forest biomes are dominated by trees, otherwise forest biomes can vary widely in amount of precipitation and seasonality.
an animal that mainly eats fruit
an animal that mainly eats seeds
An animal that eats mainly plants or parts of plants.
An animal that eats mainly insects or spiders.
offspring are produced in more than one group (litters, clutches, etc.) and across multiple seasons (or other periods hospitable to reproduction). Iteroparous animals must, by definition, survive over multiple seasons (or periodic condition changes).
having the capacity to move from one place to another.
the area in which the animal is naturally found, the region in which it is endemic.
active during the night
an animal that mainly eats all kinds of things, including plants and animals
found in the oriental region of the world. In other words, India and southeast Asia.
chemicals released into air or water that are detected by and responded to by other animals of the same species
rainforests, both temperate and tropical, are dominated by trees often forming a closed canopy with little light reaching the ground. Epiphytes and climbing plants are also abundant. Precipitation is typically not limiting, but may be somewhat seasonal.
communicates by producing scents from special gland(s) and placing them on a surface whether others can smell or taste them
remains in the same area
reproduction that includes combining the genetic contribution of two individuals, a male and a female
places a food item in a special place to be eaten later. Also called "hoarding"
uses touch to communicate
Living on the ground.
the region of the earth that surrounds the equator, from 23.5 degrees north to 23.5 degrees south.
uses sight to communicate
reproduction in which fertilization and development take place within the female body and the developing embryo derives nourishment from the female.
Aplin, K., D. Lunde, B. Lee, R. Tizard. 2013. "The IUCN Red List of Threatened Species" (On-line). Accessed April 20, 2014 at http://www.iucnredlist.org.
Humphrey, S., J. Bain. 1990. Endangered Animals of Thailand. Gainesville, Florida: Sandhill Crane Press.
Jackson, S. 2012. Gliding Mammals of the World. Collingwood, Australia: CSIRO Publishing.
Muul, I., L. Liat. 1971. New Locality Records for Some Mammals of West Malaysia. American Society of Mammalogists, 52: 430-437.
Nowak, R. 1999. Endangered Animals of Thailand. Gainesville, Florida: Sandhill Crane Press Inc..
Thorington, R., L. Heaney. 1981. Body Proportions and Gliding Adaptations of Flying Squirrels.
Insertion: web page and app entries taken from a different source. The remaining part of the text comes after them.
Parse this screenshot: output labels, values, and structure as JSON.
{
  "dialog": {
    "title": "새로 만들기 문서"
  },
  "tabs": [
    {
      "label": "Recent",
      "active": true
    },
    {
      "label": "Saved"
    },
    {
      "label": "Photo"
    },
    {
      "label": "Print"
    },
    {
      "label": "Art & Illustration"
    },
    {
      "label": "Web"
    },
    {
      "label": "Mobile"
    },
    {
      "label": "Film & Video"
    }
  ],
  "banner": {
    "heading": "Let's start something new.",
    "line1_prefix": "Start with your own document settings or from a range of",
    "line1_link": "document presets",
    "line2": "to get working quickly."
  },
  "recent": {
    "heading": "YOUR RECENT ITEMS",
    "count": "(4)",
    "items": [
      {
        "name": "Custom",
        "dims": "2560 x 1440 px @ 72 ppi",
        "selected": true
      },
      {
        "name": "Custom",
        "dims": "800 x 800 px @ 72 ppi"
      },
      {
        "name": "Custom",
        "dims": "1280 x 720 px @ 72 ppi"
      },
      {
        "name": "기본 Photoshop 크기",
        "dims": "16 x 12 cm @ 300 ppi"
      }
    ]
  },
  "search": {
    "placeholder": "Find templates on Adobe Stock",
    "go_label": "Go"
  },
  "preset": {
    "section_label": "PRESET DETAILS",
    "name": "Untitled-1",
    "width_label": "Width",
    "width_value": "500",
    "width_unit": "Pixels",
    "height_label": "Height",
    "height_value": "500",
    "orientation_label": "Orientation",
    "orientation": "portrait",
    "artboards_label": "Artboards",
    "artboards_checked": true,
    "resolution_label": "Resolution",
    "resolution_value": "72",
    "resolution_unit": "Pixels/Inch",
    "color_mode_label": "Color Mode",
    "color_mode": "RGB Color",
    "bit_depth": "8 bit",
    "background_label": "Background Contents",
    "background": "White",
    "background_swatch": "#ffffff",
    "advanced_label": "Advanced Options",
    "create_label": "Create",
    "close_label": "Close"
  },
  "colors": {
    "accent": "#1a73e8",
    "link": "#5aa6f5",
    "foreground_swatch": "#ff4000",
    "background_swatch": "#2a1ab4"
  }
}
American Society of Mammalogists, 62: 101-114.
Thorington, R., J. Koprowski, M. Steele, J. Whatton. 2012. Squirrels of the World. Baltimore, Maryland: Johns Hopkins University Press.